Kater, a self-described ride-hailing app from Surrey, will get a head start on the two popular services used in almost every major North American city except Metro Vancouver.
The Vancouver Taxi Association recently entered an agreement with Kater Technologies Inc. to use the app in 141 of its cabs, 20 of which will be operated by Burnaby-based Bonny’s Taxi.
Kater vehicles will be marked differently from regular taxis and will only pick up passengers who pre-arrange a trip via the app. The company’s website says it will charge a base fare of $3.20, plus 55 cents per minute or $1.84 per kilometre.
On Monday, Burnaby city council directed staff to relax city bylaws to make way for Kater. The cars won’t be required to have an illuminated light, the word “taxi” or “cab” on the vehicle or a meter inside the vehicle.
The bylaws requiring regular inspections, a chauffeur's permit for drivers and 24-hour service provided “to all persons” will remain.
Kater plans to start a one-year pilot project on Feb. 23.
The new service will have the opportunity to operate as a sort-of hybrid of taxi and ride-hailing before Uber and Lyft are allowed into the market.
The provincial government expects to have the insurance products ready for ride-hailing by this coming fall. Transportation Minister Claire Trevena has not given a firm date on when Uber and Lyft drivers will be able to hit the road.
“As soon as ICBC gets that product in place, we’ll be able to move on that, and then it’s a part of how quickly PTB (Passenger Transportation Branch) can move,” Trevena said in November 2018. “We are working as quickly as we can. We were left with problems at ICBC.”
Burnaby Coun.
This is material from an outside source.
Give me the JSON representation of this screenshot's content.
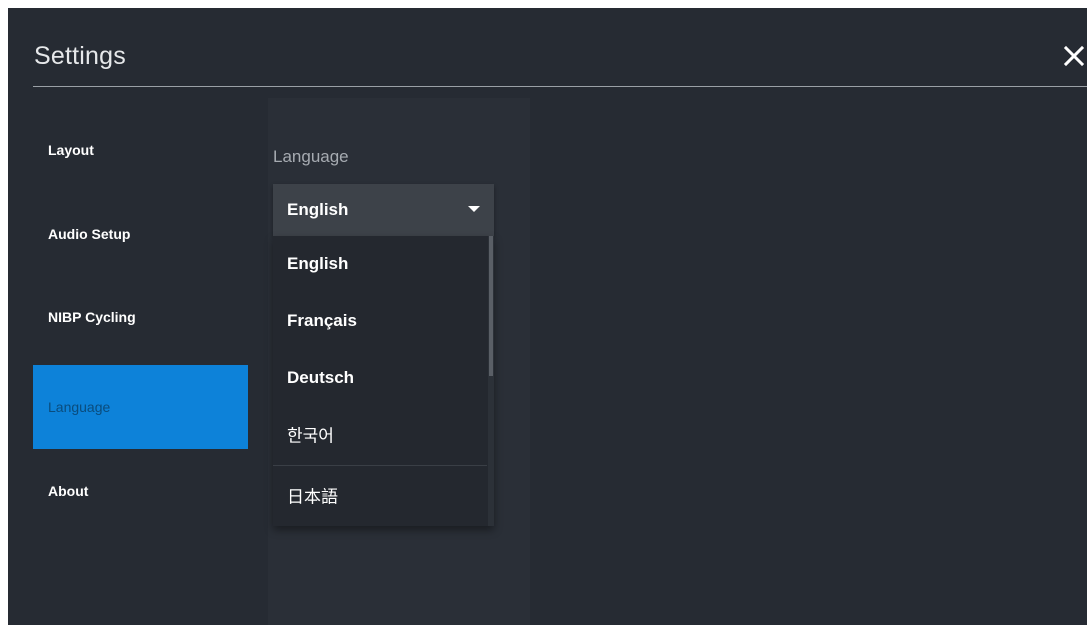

Pietro Calendino said he is happy to see Kater coming to the city, noting its vehicles will be subject to annual inspections – a requirement that does not exist for ride-hailing vehicles in other jurisdictions.
“This will be under our safety control by the city, and that’s a good thing to have,” Calendino said. “I think it gives the taxi company a way of being able to prepare for a way of competing with real ride-hailing once the province will allow them in, so I think it’s a good start.”
Bonny’s donated $8,875 to the Burnaby Citizens Association – of which Calendino and six other councillors are members – between 2015 and 2017, before new campaign donation restrictions came into force. Bonny’s general manager, Emon Bari, did not respond to requests for comment.
Reached by phone, Vancouver Taxi Association spokesperson Carolyn Bauer said she would not be commenting on the Kater deal at this time. Kater also declined comment.
Lyft spokesperson Fatima Reyes declined an interview request but provided a statement to the NOW.
“People across the province have made it clear they want real choice when it comes to transportation, not just more taxis,” she wrote in an email. “Kater is a taxi service, not ridesharing, meaning it is subject to the same rules that make taxis unreliable.”
Reyes said Lyft hopes to launch in B.C. later this year, once regulations change.
The NOW reached out to Uber for comment. Ian Tostenson, spokesperson for Ridesharing Now, said he was asked by a representative of the company to respond on its behalf.
Tostenson said Kater will not be able to provide the type of service commuters expect from ride-hailing. Kater’s fees and its number of drivers on the road at any one time will not respond to demand like with Uber and Lyft, he said.
Tostenson, who is also the CEO of the B.C. Restaurant and Food Services Association, said the province needs ride-hailing as soon as possible.
- With files from Tyler Orton, Business in Vancouver